I’ve been overwhelmed lately with this “cancel culture” business. We’ve all made mistakes. We’ve all sinned, and we all will again. One of the great glories of life is that we can begin again. Our sorrow for our sins and awareness of our weaknesses keeps helping us get better and be better. But we increasingly forget this. More and more, it seems the loudest voices in culture won’t make room for growth and redemption. And so, people despair because they think they are stuck. And things on the news don’t help, as we’re all sucked into more terrible news and anger.

But did you notice the breath of fresh air recently? It was the day of the sentencing of former Dallas police officer Amber Guyger, who killed a man, Botham Jean, when she accidentally entered his apartment, thinking it was hers. I hope you’ve heard by now Jean’s brother’s testimony of forgiveness for Guyger. Brandt Jean said to Guyger in the courtroom: “I love you just like anyone else ... I personally want the best for you.” He went on to encourage her to give her life to Christ.

And then, as you may have seen, he hugged her. That was the love of God he displayed, and he was able to do so because he’s clearly encountered it in his own life. And you don’t have to believe in God to have some awe and gratitude about so much that exists, including the incredibly complex and wonderful human person!

This message of forgiveness and the invitation to give your life to Christ is powerful. And you don’t have to be Christian to appreciate it. We need this kind of radical love and forgiveness in our culture and lives.

One of my favorite writings of Pope Paul VI is about proclaiming Christ in the world. In a sermon, the pope said of Christ: “He is like us but more perfectly human, simple, poor, humble, and yet, while burdened with work, he is more patient. He spoke on our behalf; he worked miracles; and he founded a new kingdom: in it the poor are happy; peace is the foundation of a life in common; where the pure of heart and those who mourn are uplifted and comforted; the hungry find justice; sinners are forgiven; and all discover that they are brothers.”

Another graceful moment came around the same time, but under much lighter circumstances. It was on late-night television, if you’ll believe that. Patricia Heaton was being interviewed by Stephen Colbert on “The Late Show” about her new comedy series, “Carol’s Second Act.” Colbert and Heaton had bonded during a previous interview about their shared Catholic faith. They had a lot of fun with it last time, and this time the conversation turned much more reflective.

With joy radiating from her, Heaton talked about getting older and taking stock. She talked about giving up drinking, having come to realize it was both a little too much and completely unnecessary. She thanked the audience for applauding that news because she said some of her friends were disappointed, thinking she wouldn’t be as much fun sober. We all make people feel uncomfortable when they try to seriously examine their lives and ask difficult questions.

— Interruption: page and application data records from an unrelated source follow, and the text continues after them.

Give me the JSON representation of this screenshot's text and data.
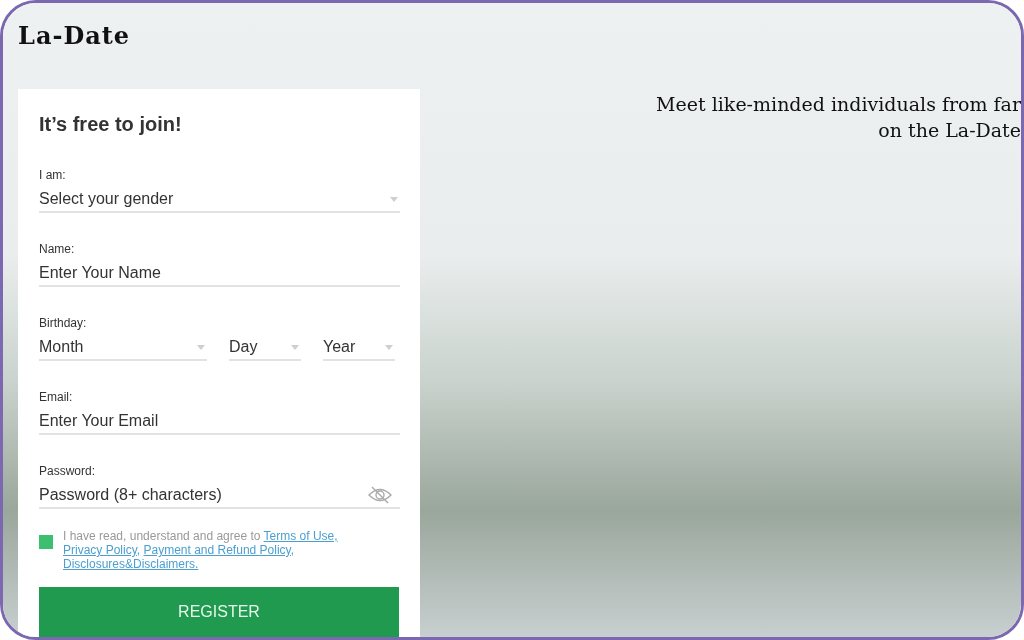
{
  "logo": "La-Date",
  "tagline": [
    "Meet like-minded individuals from far",
    "on the La-Date"
  ],
  "form": {
    "title": "It’s free to join!",
    "fields": [
      {
        "kind": "select",
        "label": "I am:",
        "placeholder": "Select your gender"
      },
      {
        "kind": "text",
        "label": "Name:",
        "placeholder": "Enter Your Name"
      },
      {
        "kind": "date",
        "label": "Birthday:",
        "parts": [
          {
            "placeholder": "Month"
          },
          {
            "placeholder": "Day"
          },
          {
            "placeholder": "Year"
          }
        ]
      },
      {
        "kind": "text",
        "label": "Email:",
        "placeholder": "Enter Your Email"
      },
      {
        "kind": "password",
        "label": "Password:",
        "placeholder": "Password (8+ characters)"
      }
    ],
    "agreement": {
      "checked": true,
      "text": "I have read, understand and agree to",
      "links": [
        "Terms of Use,",
        "Privacy Policy,",
        "Payment and Refund Policy,",
        "Disclosures&Disclaimers."
      ]
    },
    "button": "REGISTER"
  }
}
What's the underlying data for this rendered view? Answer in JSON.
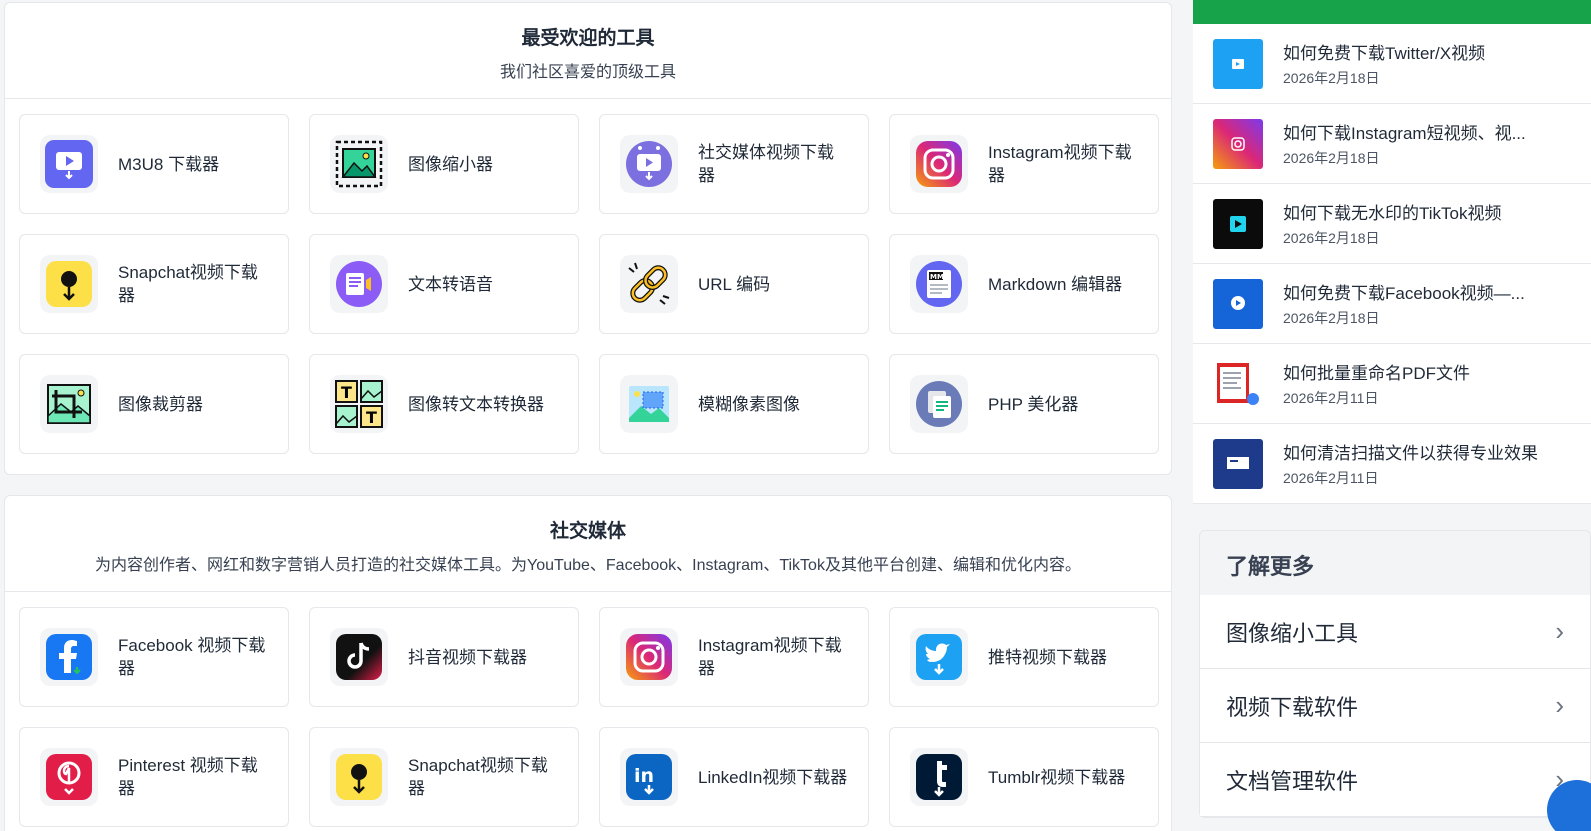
{
  "popular": {
    "title": "最受欢迎的工具",
    "subtitle": "我们社区喜爱的顶级工具",
    "tools": [
      {
        "label": "M3U8 下载器",
        "icon": "video-download-icon"
      },
      {
        "label": "图像缩小器",
        "icon": "image-resize-icon"
      },
      {
        "label": "社交媒体视频下载器",
        "icon": "social-video-icon"
      },
      {
        "label": "Instagram视频下载器",
        "icon": "instagram-icon"
      },
      {
        "label": "Snapchat视频下载器",
        "icon": "snapchat-icon"
      },
      {
        "label": "文本转语音",
        "icon": "text-to-speech-icon"
      },
      {
        "label": "URL 编码",
        "icon": "link-icon"
      },
      {
        "label": "Markdown 编辑器",
        "icon": "markdown-icon"
      },
      {
        "label": "图像裁剪器",
        "icon": "crop-icon"
      },
      {
        "label": "图像转文本转换器",
        "icon": "image-to-text-icon"
      },
      {
        "label": "模糊像素图像",
        "icon": "pixelate-icon"
      },
      {
        "label": "PHP 美化器",
        "icon": "php-icon"
      }
    ]
  },
  "social": {
    "title": "社交媒体",
    "subtitle": "为内容创作者、网红和数字营销人员打造的社交媒体工具。为YouTube、Facebook、Instagram、TikTok及其他平台创建、编辑和优化内容。",
    "tools": [
      {
        "label": "Facebook 视频下载器",
        "icon": "facebook-icon"
      },
      {
        "label": "抖音视频下载器",
        "icon": "tiktok-icon"
      },
      {
        "label": "Instagram视频下载器",
        "icon": "instagram-icon"
      },
      {
        "label": "推特视频下载器",
        "icon": "twitter-icon"
      },
      {
        "label": "Pinterest 视频下载器",
        "icon": "pinterest-icon"
      },
      {
        "label": "Snapchat视频下载器",
        "icon": "snapchat-icon"
      },
      {
        "label": "LinkedIn视频下载器",
        "icon": "linkedin-icon"
      },
      {
        "label": "Tumblr视频下载器",
        "icon": "tumblr-icon"
      }
    ]
  },
  "posts": [
    {
      "title": "如何免费下载Twitter/X视频",
      "date": "2026年2月18日",
      "thumb": "twitter-thumb-icon"
    },
    {
      "title": "如何下载Instagram短视频、视...",
      "date": "2026年2月18日",
      "thumb": "instagram-thumb-icon"
    },
    {
      "title": "如何下载无水印的TikTok视频",
      "date": "2026年2月18日",
      "thumb": "tiktok-thumb-icon"
    },
    {
      "title": "如何免费下载Facebook视频—...",
      "date": "2026年2月18日",
      "thumb": "facebook-thumb-icon"
    },
    {
      "title": "如何批量重命名PDF文件",
      "date": "2026年2月11日",
      "thumb": "pdf-thumb-icon"
    },
    {
      "title": "如何清洁扫描文件以获得专业效果",
      "date": "2026年2月11日",
      "thumb": "scan-thumb-icon"
    }
  ],
  "learn_more": {
    "title": "了解更多",
    "items": [
      "图像缩小工具",
      "视频下载软件",
      "文档管理软件"
    ]
  },
  "colors": {
    "accent_green": "#16a34a",
    "fab_blue": "#1d6fd9"
  }
}
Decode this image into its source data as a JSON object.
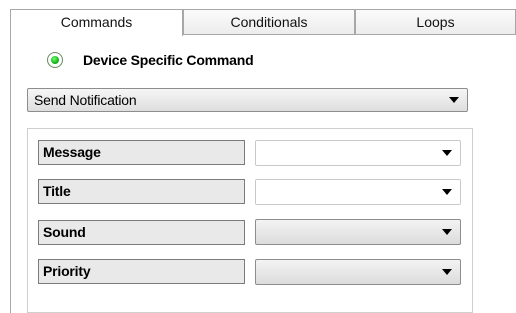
{
  "tabs": [
    {
      "label": "Commands",
      "active": true
    },
    {
      "label": "Conditionals",
      "active": false
    },
    {
      "label": "Loops",
      "active": false
    }
  ],
  "command_type": {
    "label": "Device Specific Command",
    "selected": true,
    "accent_color": "#0ba80b"
  },
  "command_select": {
    "value": "Send Notification",
    "icon": "chevron-down-icon"
  },
  "parameters": [
    {
      "label": "Message",
      "value": "",
      "enabled": true
    },
    {
      "label": "Title",
      "value": "",
      "enabled": true
    },
    {
      "label": "Sound",
      "value": "",
      "enabled": false
    },
    {
      "label": "Priority",
      "value": "",
      "enabled": false
    }
  ]
}
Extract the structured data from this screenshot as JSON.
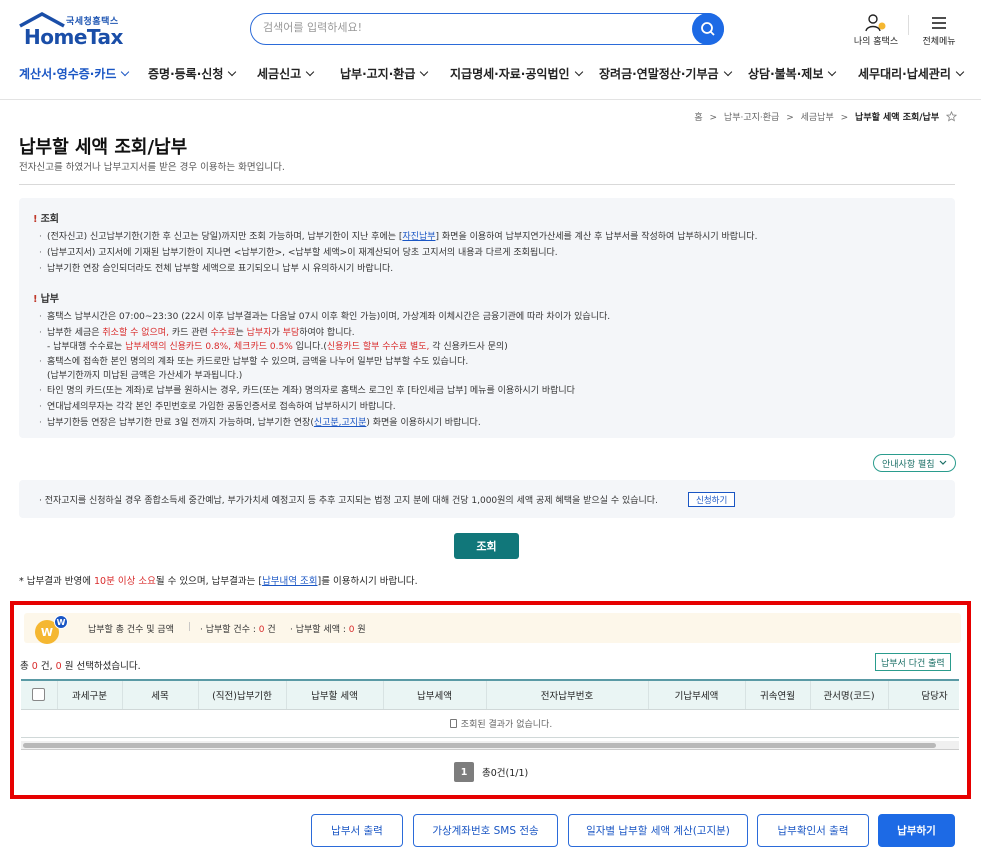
{
  "header": {
    "logo_sub": "국세청홈택스",
    "logo_main": "HomeTax",
    "search_placeholder": "검색어를 입력하세요!",
    "my_hometax": "나의 홈택스",
    "all_menu": "전체메뉴"
  },
  "nav": {
    "items": [
      {
        "label": "계산서·영수증·카드",
        "active": true
      },
      {
        "label": "증명·등록·신청"
      },
      {
        "label": "세금신고"
      },
      {
        "label": "납부·고지·환급"
      },
      {
        "label": "지급명세·자료·공익법인"
      },
      {
        "label": "장려금·연말정산·기부금"
      },
      {
        "label": "상담·불복·제보"
      },
      {
        "label": "세무대리·납세관리"
      }
    ]
  },
  "breadcrumb": {
    "home": "홈",
    "sep": ">",
    "l1": "납부·고지·환급",
    "l2": "세금납부",
    "current": "납부할 세액 조회/납부"
  },
  "page": {
    "title": "납부할 세액 조회/납부",
    "desc": "전자신고를 하였거나 납부고지서를 받은 경우 이용하는 화면입니다."
  },
  "notice": {
    "sec1_title": "조회",
    "sec1": [
      {
        "a": "(전자신고) 신고납부기한(기한 후 신고는 당일)까지만 조회 가능하며, 납부기한이 지난 후에는 [",
        "link": "자진납부",
        "b": "] 화면을 이용하여 납부지연가산세를 계산 후 납부서를 작성하여 납부하시기 바랍니다."
      },
      {
        "a": "(납부고지서) 고지서에 기재된 납부기한이 지나면 <납부기한>, <납부할 세액>이 재계산되어 당초 고지서의 내용과 다르게 조회됩니다."
      },
      {
        "a": "납부기한 연장 승인되더라도 전체 납부할 세액으로 표기되오니 납부 시 유의하시기 바랍니다."
      }
    ],
    "sec2_title": "납부",
    "sec2_l1": "홈택스 납부시간은 07:00~23:30 (22시 이후 납부결과는 다음날 07시 이후 확인 가능)이며, 가상계좌 이체시간은 금융기관에 따라 차이가 있습니다.",
    "sec2_l2_a": "납부한 세금은 ",
    "sec2_l2_r1": "취소할 수 없으며,",
    "sec2_l2_b": " 카드 관련 ",
    "sec2_l2_r2": "수수료",
    "sec2_l2_c": "는 ",
    "sec2_l2_r3": "납부자",
    "sec2_l2_d": "가 ",
    "sec2_l2_r4": "부담",
    "sec2_l2_e": "하여야 합니다.",
    "sec2_l3_a": "- 납부대행 수수료는 ",
    "sec2_l3_r1": "납부세액의 신용카드 0.8%, 체크카드 0.5%",
    "sec2_l3_b": " 입니다.(",
    "sec2_l3_r2": "신용카드 할부 수수료 별도,",
    "sec2_l3_c": " 각 신용카드사 문의)",
    "sec2_l4": "홈택스에 접속한 본인 명의의 계좌 또는 카드로만 납부할 수 있으며, 금액을 나누어 일부만 납부할 수도 있습니다.",
    "sec2_l5": "(납부기한까지 미납된 금액은 가산세가 부과됩니다.)",
    "sec2_l6": "타인 명의 카드(또는 계좌)로 납부를 원하시는 경우, 카드(또는 계좌) 명의자로 홈택스 로그인 후 [타인세금 납부] 메뉴를 이용하시기 바랍니다",
    "sec2_l7": "연대납세의무자는 각각 본인 주민번호로 가입한 공동인증서로 접속하여 납부하시기 바랍니다.",
    "sec2_l8_a": "납부기한등 연장은 납부기한 만료 3일 전까지 가능하며, 납부기한 연장(",
    "sec2_l8_link": "신고분,고지분",
    "sec2_l8_b": ") 화면을 이용하시기 바랍니다."
  },
  "expand_btn": "안내사항 펼침",
  "notice2": {
    "text": "전자고지를 신청하실 경우 종합소득세 중간예납, 부가가치세 예정고지 등 추후 고지되는 법정 고지 분에 대해 건당 1,000원의 세액 공제 혜택을 받으실 수 있습니다.",
    "apply": "신청하기"
  },
  "query_btn": "조회",
  "result_note": {
    "a": "납부결과 반영에 ",
    "red": "10분 이상 소요",
    "b": "될 수 있으며, 납부결과는 [",
    "link": "납부내역 조회",
    "c": "]를 이용하시기 바랍니다."
  },
  "summary": {
    "icon_letter": "W",
    "badge_letter": "W",
    "title": "납부할 총 건수 및 금액",
    "bar": "|",
    "count_label": "· 납부할 건수 : ",
    "count_val": "0",
    "count_unit": " 건",
    "amount_label": "· 납부할 세액 : ",
    "amount_val": "0",
    "amount_unit": " 원"
  },
  "total": {
    "a": "총 ",
    "cnt": "0",
    "b": " 건, ",
    "amt": "0",
    "c": " 원 선택하셨습니다."
  },
  "print_all": "납부서 다건 출력",
  "table": {
    "headers": [
      "과세구분",
      "세목",
      "(직전)납부기한",
      "납부할 세액",
      "납부세액",
      "전자납부번호",
      "기납부세액",
      "귀속연월",
      "관서명(코드)",
      "담당자"
    ],
    "empty": "조회된 결과가 없습니다."
  },
  "pager": {
    "page": "1",
    "info": "총0건(1/1)"
  },
  "buttons": {
    "print": "납부서 출력",
    "sms": "가상계좌번호 SMS 전송",
    "daily": "일자별 납부할 세액 계산(고지분)",
    "confirm": "납부확인서 출력",
    "pay": "납부하기"
  },
  "colors": {
    "brand_blue": "#1d6ae5",
    "teal": "#11777a",
    "highlight_red": "#e60000"
  }
}
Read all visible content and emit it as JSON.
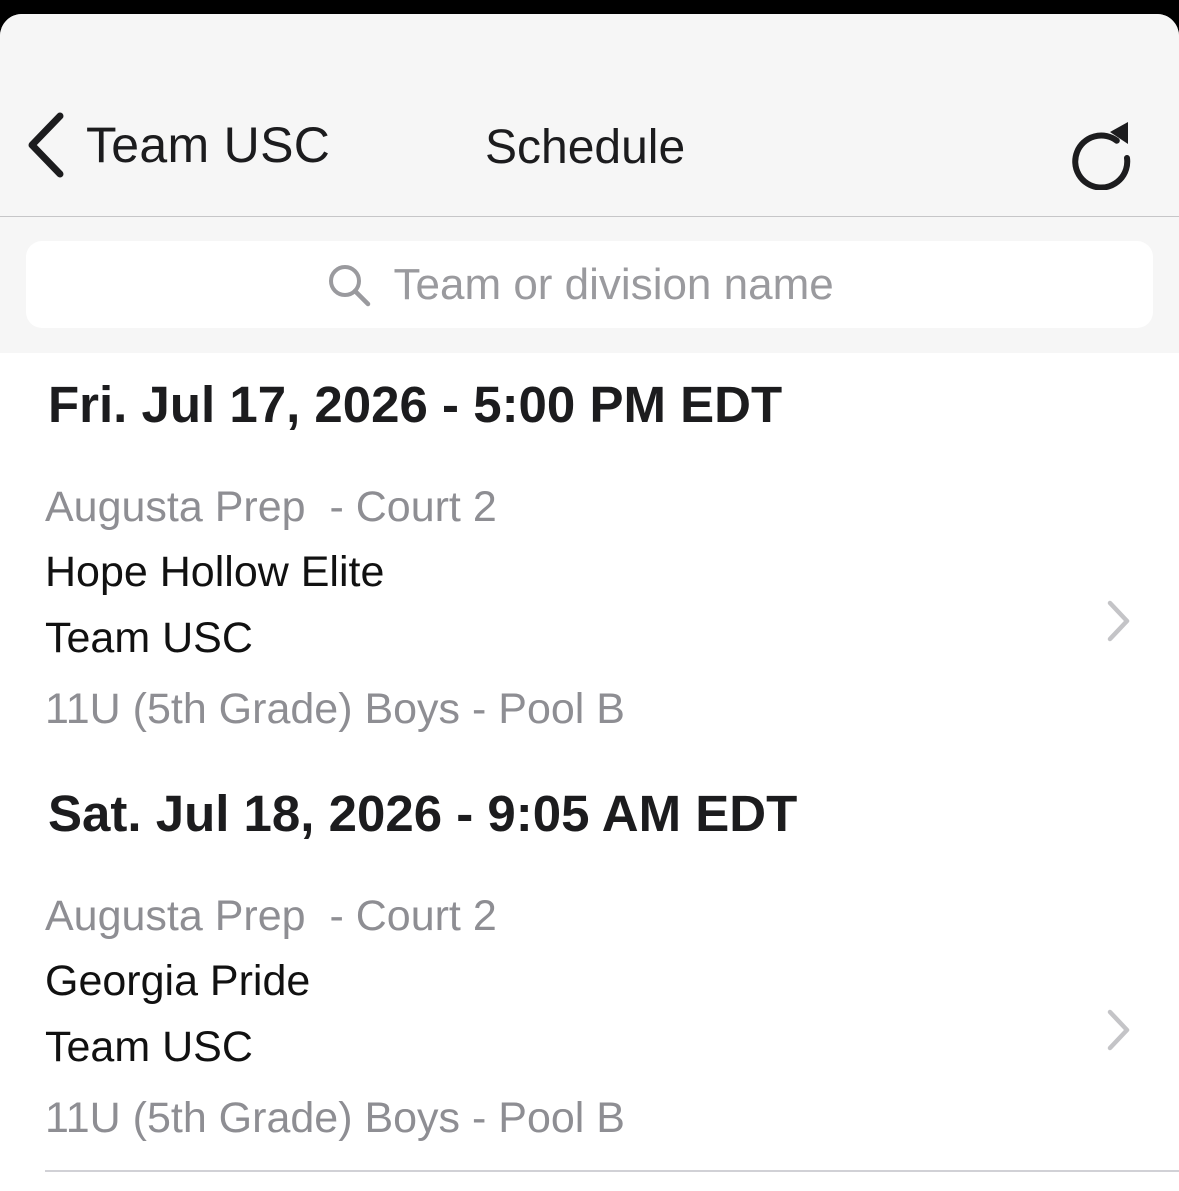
{
  "nav": {
    "back_label": "Team USC",
    "title": "Schedule",
    "back_icon": "chevron-left-icon",
    "refresh_icon": "refresh-icon"
  },
  "search": {
    "placeholder": "Team or division name",
    "value": "",
    "icon": "magnifier-icon"
  },
  "games": [
    {
      "date_header": "Fri. Jul 17, 2026 - 5:00 PM EDT",
      "location": "Augusta Prep  - Court 2",
      "team_1": "Hope Hollow Elite",
      "team_2": "Team USC",
      "division": "11U (5th Grade) Boys - Pool B"
    },
    {
      "date_header": "Sat. Jul 18, 2026 - 9:05 AM EDT",
      "location": "Augusta Prep  - Court 2",
      "team_1": "Georgia Pride",
      "team_2": "Team USC",
      "division": "11U (5th Grade) Boys - Pool B"
    }
  ],
  "colors": {
    "nav_background": "#f6f6f6",
    "primary_text": "#1c1c1e",
    "secondary_text": "#8e8e93",
    "chevron": "#c4c4c7"
  }
}
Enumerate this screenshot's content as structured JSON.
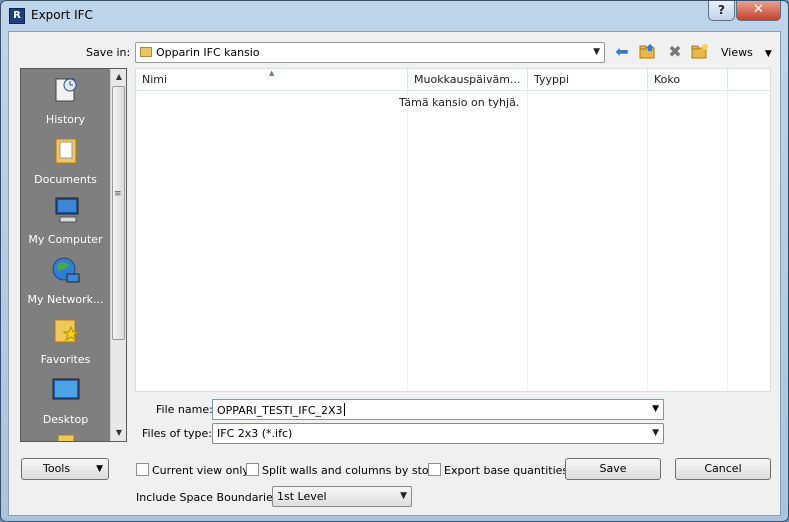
{
  "window": {
    "title": "Export IFC",
    "app_icon_letter": "R"
  },
  "titlebar": {
    "help_glyph": "?",
    "close_glyph": "✕"
  },
  "toolbar": {
    "save_in_label": "Save in:",
    "save_in_value": "Opparin IFC kansio",
    "back_icon": "left-arrow-icon",
    "up_icon": "up-folder-icon",
    "delete_icon": "delete-icon",
    "new_folder_icon": "new-folder-icon",
    "views_label": "Views"
  },
  "places": {
    "items": [
      {
        "label": "History",
        "icon": "history-icon"
      },
      {
        "label": "Documents",
        "icon": "documents-icon"
      },
      {
        "label": "My Computer",
        "icon": "computer-icon"
      },
      {
        "label": "My Network...",
        "icon": "network-icon"
      },
      {
        "label": "Favorites",
        "icon": "favorites-icon"
      },
      {
        "label": "Desktop",
        "icon": "desktop-icon"
      }
    ]
  },
  "filelist": {
    "columns": [
      "Nimi",
      "Muokkauspäiväm...",
      "Tyyppi",
      "Koko"
    ],
    "empty_message": "Tämä kansio on tyhjä."
  },
  "form": {
    "filename_label": "File name:",
    "filename_value": "OPPARI_TESTI_IFC_2X3",
    "filetype_label": "Files of type:",
    "filetype_value": "IFC 2x3 (*.ifc)"
  },
  "options": {
    "tools_label": "Tools",
    "current_view_only": "Current view only",
    "split_walls": "Split walls and columns by story",
    "export_base_quantities": "Export base quantities",
    "space_boundaries_label": "Include Space Boundaries:",
    "space_boundaries_value": "1st Level"
  },
  "buttons": {
    "save": "Save",
    "cancel": "Cancel"
  },
  "colors": {
    "titlebar": "#bfd5ea",
    "places_bg": "#7f7f7f",
    "close_red": "#c7412a"
  }
}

They say God writes straight with crooked lines, that He works in mysterious ways. How many of us know that to be true? And, goodness, did I see that truth the night I happened upon Brandt Jean’s witness, and Heaton’s, too. They reminded me of this important fact: that love is for the unthinkable times and for the everyday.

We need more reflection, self-awareness and mercy in the world. People feel like they are drowning. We’re in this together. Lend a hand to help someone above water, if even for a moment. It may make all the difference. I woke up one morning after seeing Jean and watching Heaton thinking: Can we give one another a break already? Can we encourage one another while it is still today?

Thanks be to God for cultural moments that help us see and be light when there is so much darkness.

Kathryn Jean Lopez is senior fellow at the National Review Institute, editor-at-large of National Review Online and founding director of Catholic Voices USA. She can be contacted at klopez@nationalreview.com.

(0) comments

Welcome to the discussion.

Keep it Clean. Please avoid obscene, vulgar, lewd, racist or sexually-oriented language.
PLEASE TURN OFF YOUR CAPS LOCK.
Don't Threaten. Threats of harming another person will not be tolerated.
Be Truthful. Don't knowingly lie about anyone or anything.
Be Nice. No racism, sexism or any sort of -ism that is degrading to another person.
Be Proactive. Use the 'Report' link on each comment to let us know of abusive posts.
Share with Us. We'd love to hear eyewitness accounts, the history behind an article.